A Sri Lankan bride will wear a sari and a Nalapata headpiece. The groom will wear a 4-cornered hat, a velvet jacket, and a mul anduma, a long, white cloth wrapped around his waist.
Photo credit: Leo A.Both brides and grooms in Hawaii wear colorful leis around their necks. Additionally, wives-to-be usually wear long, white dresses, while grooms typically wear loose white shirts and matching slacks.
In Scotland, a groom will customarily wear a kilt, topped with a jacket, shirt, and tie. To make up for his lack of pockets, he’ll also sport a sporran, or pouch.

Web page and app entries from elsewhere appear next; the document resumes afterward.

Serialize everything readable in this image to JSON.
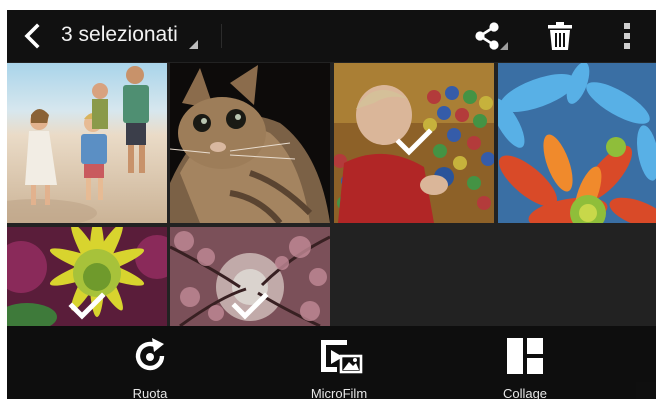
{
  "header": {
    "selection_title": "3 selezionati"
  },
  "icons": {
    "back": "chevron-left-icon",
    "share": "share-icon",
    "delete": "trash-icon",
    "more": "more-vertical-icon",
    "selected_mark": "check-icon"
  },
  "gallery": {
    "items": [
      {
        "subject": "family-on-beach",
        "selected": false
      },
      {
        "subject": "kitten",
        "selected": false
      },
      {
        "subject": "child-in-ball-pit",
        "selected": true
      },
      {
        "subject": "colorful-flowers",
        "selected": false
      },
      {
        "subject": "yellow-flower",
        "selected": true
      },
      {
        "subject": "blossom-tree",
        "selected": true
      }
    ]
  },
  "actions": [
    {
      "label": "Ruota",
      "icon": "rotate-icon"
    },
    {
      "label": "MicroFilm",
      "icon": "microfilm-icon"
    },
    {
      "label": "Collage",
      "icon": "collage-icon"
    }
  ],
  "colors": {
    "bar_background": "#111111",
    "grid_background": "#222222",
    "icon_foreground": "#ffffff"
  }
}
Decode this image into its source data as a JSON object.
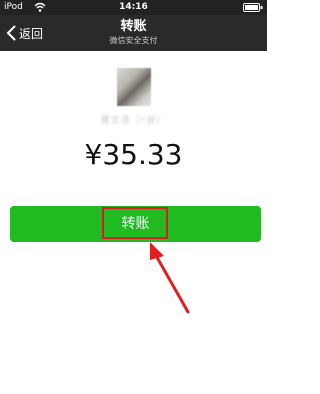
{
  "status_bar": {
    "carrier": "iPod",
    "time": "14:16"
  },
  "nav": {
    "back_label": "返回",
    "title": "转账",
    "subtitle": "微信安全支付"
  },
  "payee": {
    "name": "曹文清（*波）"
  },
  "amount": "¥35.33",
  "transfer_button": {
    "label": "转账",
    "color": "#1fbb21"
  },
  "annotation": {
    "highlight_color": "#d71f1f",
    "arrow_color": "#e02020"
  }
}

In Nigeria, brides and grooms often wear color-coordinated wedding outfits. A traditional bride will wear a gele wrapped around her head, while a groom will sport a fila abeti aja, or a “dog-eared” cloth cap.

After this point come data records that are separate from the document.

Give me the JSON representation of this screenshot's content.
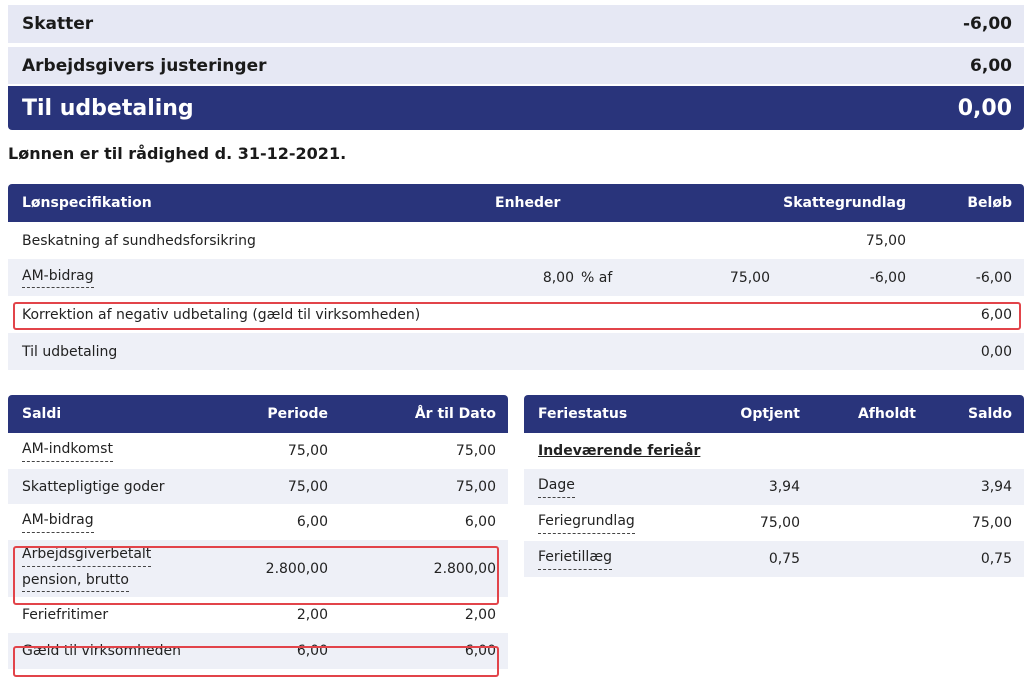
{
  "summary": {
    "skatter": {
      "label": "Skatter",
      "value": "-6,00"
    },
    "justeringer": {
      "label": "Arbejdsgivers justeringer",
      "value": "6,00"
    },
    "udbetaling": {
      "label": "Til udbetaling",
      "value": "0,00"
    }
  },
  "note": "Lønnen er til rådighed d. 31-12-2021.",
  "lonspec": {
    "headers": {
      "name": "Lønspecifikation",
      "enheder": "Enheder",
      "skattegrundlag": "Skattegrundlag",
      "belob": "Beløb"
    },
    "rows": [
      {
        "name": "Beskatning af sundhedsforsikring",
        "enheder": "",
        "pct": "",
        "base": "",
        "skattegrundlag": "75,00",
        "belob": ""
      },
      {
        "name": "AM-bidrag",
        "enheder": "8,00",
        "pct": "% af",
        "base": "75,00",
        "skattegrundlag": "-6,00",
        "belob": "-6,00"
      },
      {
        "name": "Korrektion af negativ udbetaling (gæld til virksomheden)",
        "enheder": "",
        "pct": "",
        "base": "",
        "skattegrundlag": "",
        "belob": "6,00"
      },
      {
        "name": "Til udbetaling",
        "enheder": "",
        "pct": "",
        "base": "",
        "skattegrundlag": "",
        "belob": "0,00"
      }
    ]
  },
  "saldi": {
    "headers": {
      "name": "Saldi",
      "periode": "Periode",
      "aar": "År til Dato"
    },
    "rows": [
      {
        "name": "AM-indkomst",
        "periode": "75,00",
        "aar": "75,00"
      },
      {
        "name": "Skattepligtige goder",
        "periode": "75,00",
        "aar": "75,00"
      },
      {
        "name": "AM-bidrag",
        "periode": "6,00",
        "aar": "6,00"
      },
      {
        "name_line1": "Arbejdsgiverbetalt",
        "name_line2": "pension, brutto",
        "periode": "2.800,00",
        "aar": "2.800,00"
      },
      {
        "name": "Feriefritimer",
        "periode": "2,00",
        "aar": "2,00"
      },
      {
        "name": "Gæld til virksomheden",
        "periode": "6,00",
        "aar": "6,00"
      }
    ]
  },
  "feriestatus": {
    "headers": {
      "name": "Feriestatus",
      "optjent": "Optjent",
      "afholdt": "Afholdt",
      "saldo": "Saldo"
    },
    "section": "Indeværende ferieår",
    "rows": [
      {
        "name": "Dage",
        "optjent": "3,94",
        "afholdt": "",
        "saldo": "3,94"
      },
      {
        "name": "Feriegrundlag",
        "optjent": "75,00",
        "afholdt": "",
        "saldo": "75,00"
      },
      {
        "name": "Ferietillæg",
        "optjent": "0,75",
        "afholdt": "",
        "saldo": "0,75"
      }
    ]
  }
}
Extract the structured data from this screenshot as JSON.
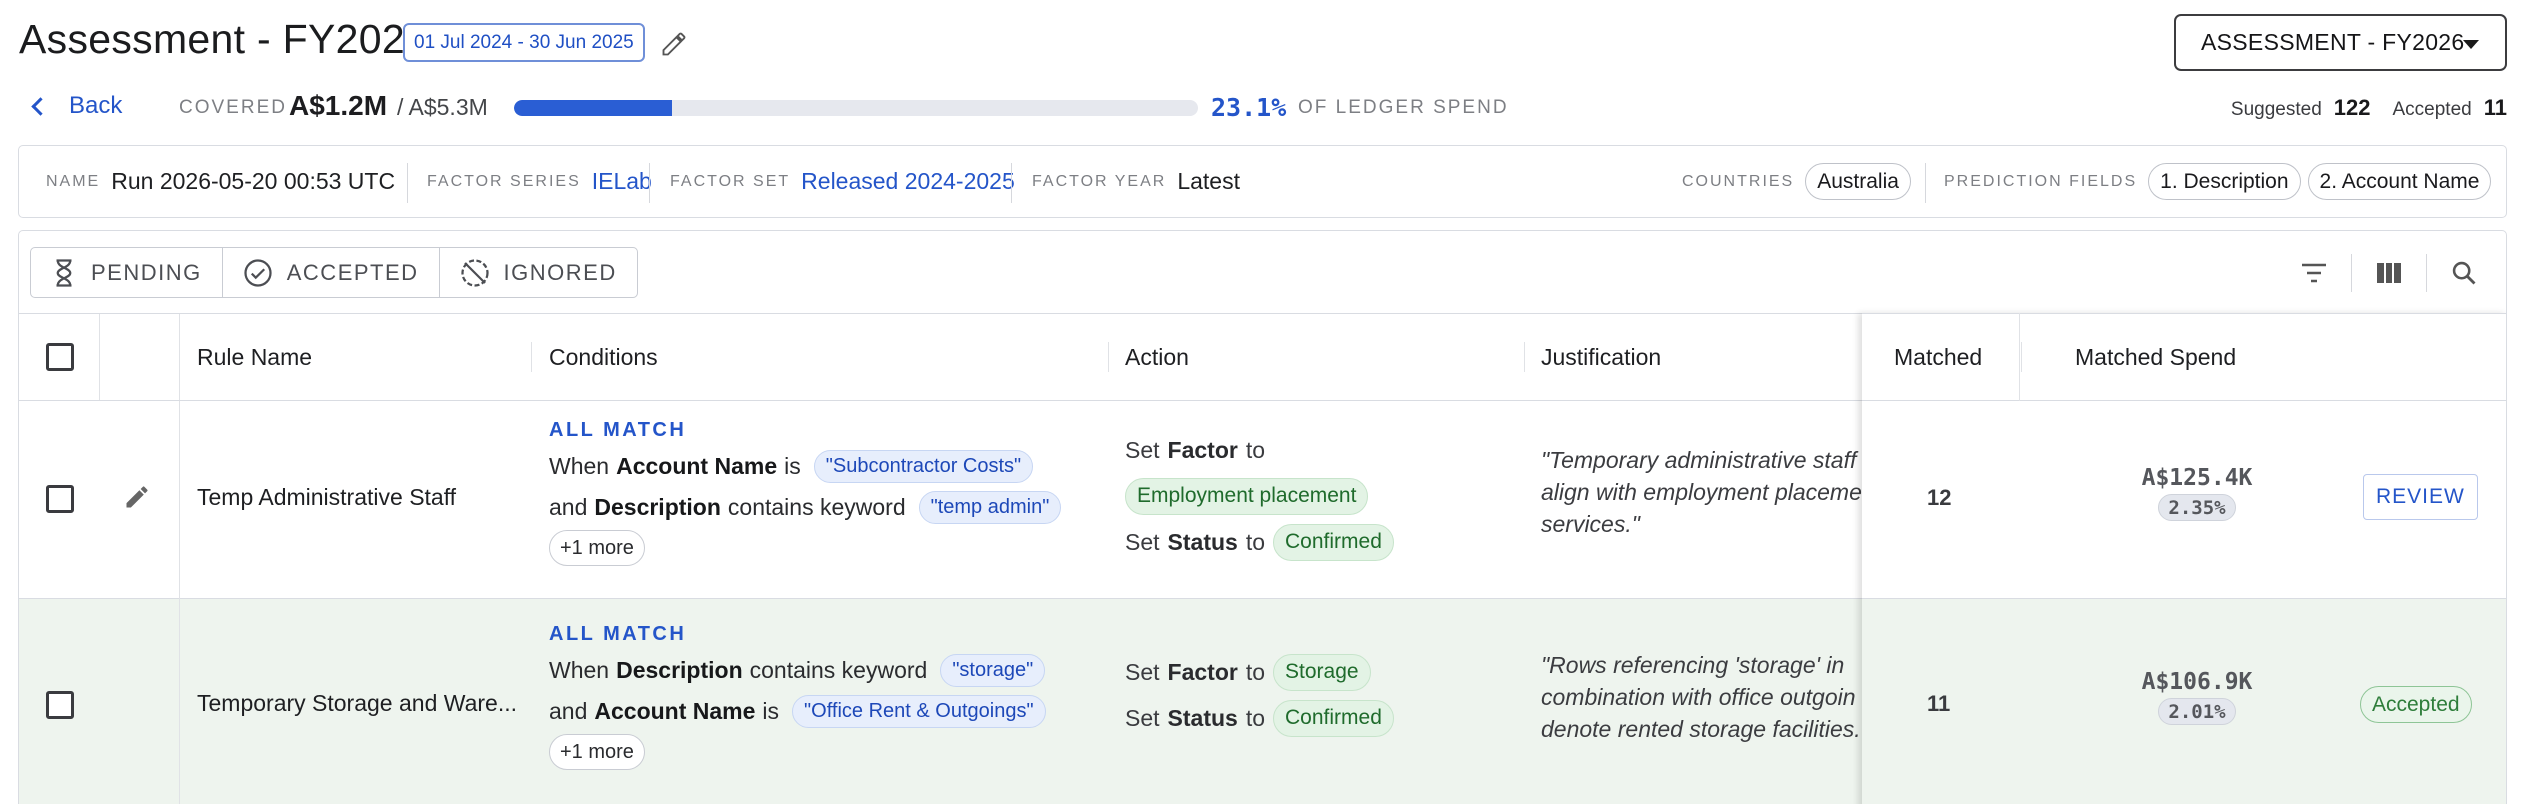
{
  "header": {
    "title": "Assessment - FY2026",
    "date_range": "01 Jul 2024 - 30 Jun 2025",
    "assessment_select": "ASSESSMENT - FY2026"
  },
  "summary": {
    "back_label": "Back",
    "covered_label": "COVERED",
    "covered_value": "A$1.2M",
    "covered_total": "/ A$5.3M",
    "progress_fraction": 0.231,
    "progress_color": "#2a5ed4",
    "percent": "23.1%",
    "percent_label": "OF LEDGER SPEND",
    "suggested_label": "Suggested",
    "suggested_count": "122",
    "accepted_label": "Accepted",
    "accepted_count": "11"
  },
  "run_info": {
    "name_label": "NAME",
    "name_value": "Run 2026-05-20 00:53 UTC",
    "factor_series_label": "FACTOR SERIES",
    "factor_series_value": "IELab",
    "factor_set_label": "FACTOR SET",
    "factor_set_value": "Released 2024-2025",
    "factor_year_label": "FACTOR YEAR",
    "factor_year_value": "Latest",
    "countries_label": "COUNTRIES",
    "countries": [
      "Australia"
    ],
    "prediction_fields_label": "PREDICTION FIELDS",
    "prediction_fields": [
      "1. Description",
      "2. Account Name"
    ]
  },
  "filter_tabs": [
    {
      "label": "PENDING",
      "icon": "hourglass-icon"
    },
    {
      "label": "ACCEPTED",
      "icon": "check-circle-icon"
    },
    {
      "label": "IGNORED",
      "icon": "ignore-circle-icon"
    }
  ],
  "toolbar": {
    "icons": [
      "filter-icon",
      "columns-icon",
      "search-icon"
    ]
  },
  "table": {
    "columns": [
      "Rule Name",
      "Conditions",
      "Action",
      "Justification",
      "Matched",
      "Matched Spend"
    ],
    "rows": [
      {
        "rule_name": "Temp Administrative Staff",
        "match_mode": "ALL MATCH",
        "conditions": [
          {
            "prefix": "When",
            "field": "Account Name",
            "op": "is",
            "value": "\"Subcontractor Costs\""
          },
          {
            "prefix": "and",
            "field": "Description",
            "op": "contains keyword",
            "value": "\"temp admin\""
          }
        ],
        "more": "+1 more",
        "actions": [
          {
            "prefix": "Set",
            "field": "Factor",
            "to": "to",
            "value": "Employment placement"
          },
          {
            "prefix": "Set",
            "field": "Status",
            "to": "to",
            "value": "Confirmed"
          }
        ],
        "justification": [
          "\"Temporary administrative staff",
          "align with employment placeme",
          "services.\""
        ],
        "matched": "12",
        "matched_spend": "A$125.4K",
        "spend_pct": "2.35%",
        "status_action": "REVIEW"
      },
      {
        "rule_name": "Temporary Storage and Ware...",
        "match_mode": "ALL MATCH",
        "conditions": [
          {
            "prefix": "When",
            "field": "Description",
            "op": "contains keyword",
            "value": "\"storage\""
          },
          {
            "prefix": "and",
            "field": "Account Name",
            "op": "is",
            "value": "\"Office Rent & Outgoings\""
          }
        ],
        "more": "+1 more",
        "actions": [
          {
            "prefix": "Set",
            "field": "Factor",
            "to": "to",
            "value": "Storage"
          },
          {
            "prefix": "Set",
            "field": "Status",
            "to": "to",
            "value": "Confirmed"
          }
        ],
        "justification": [
          "\"Rows referencing 'storage' in",
          "combination with office outgoin",
          "denote rented storage facilities."
        ],
        "matched": "11",
        "matched_spend": "A$106.9K",
        "spend_pct": "2.01%",
        "status_action": "Accepted"
      }
    ]
  }
}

At Orthodox Greek weddings, the presiding priest places crowns (called stefana) on the heads of the bride and groom. The stefana are often joined by a ribbon, representing the unity between the newly wed couple.
In Sardinia, a bride seeking to emulate traditional folk dress will wear an elaborate dress, velvet jacket, and a long veil.
In South Korea, couples wear traditional outfits referred to as hanbok. The bride’s hanbok includes a wrap-around skirt and a short jacket with long sleeves (known as a chima-jeogori). The groom’s hanbok is composed of a short jacket (durumagi) and roomy pants (baji).
Though many brides in Norway opt for modern, white wedding dresses, many still wear bunads, or traditional folk dresses.
The nomadic Gorani people, who are Slavic Muslims, used to spend an entire week to celebrate a wedding, but now it’s said to last only about 3 days. In that time, various traditional celebrations that revolve around “ethnic identity.”
Brides and grooms in traditional Mongolian weddings wear what’s called a “deel.” Though there are deels for everyday wear, these custom garbs, worn since centuries ago, are typically reserved for weddings and holidays.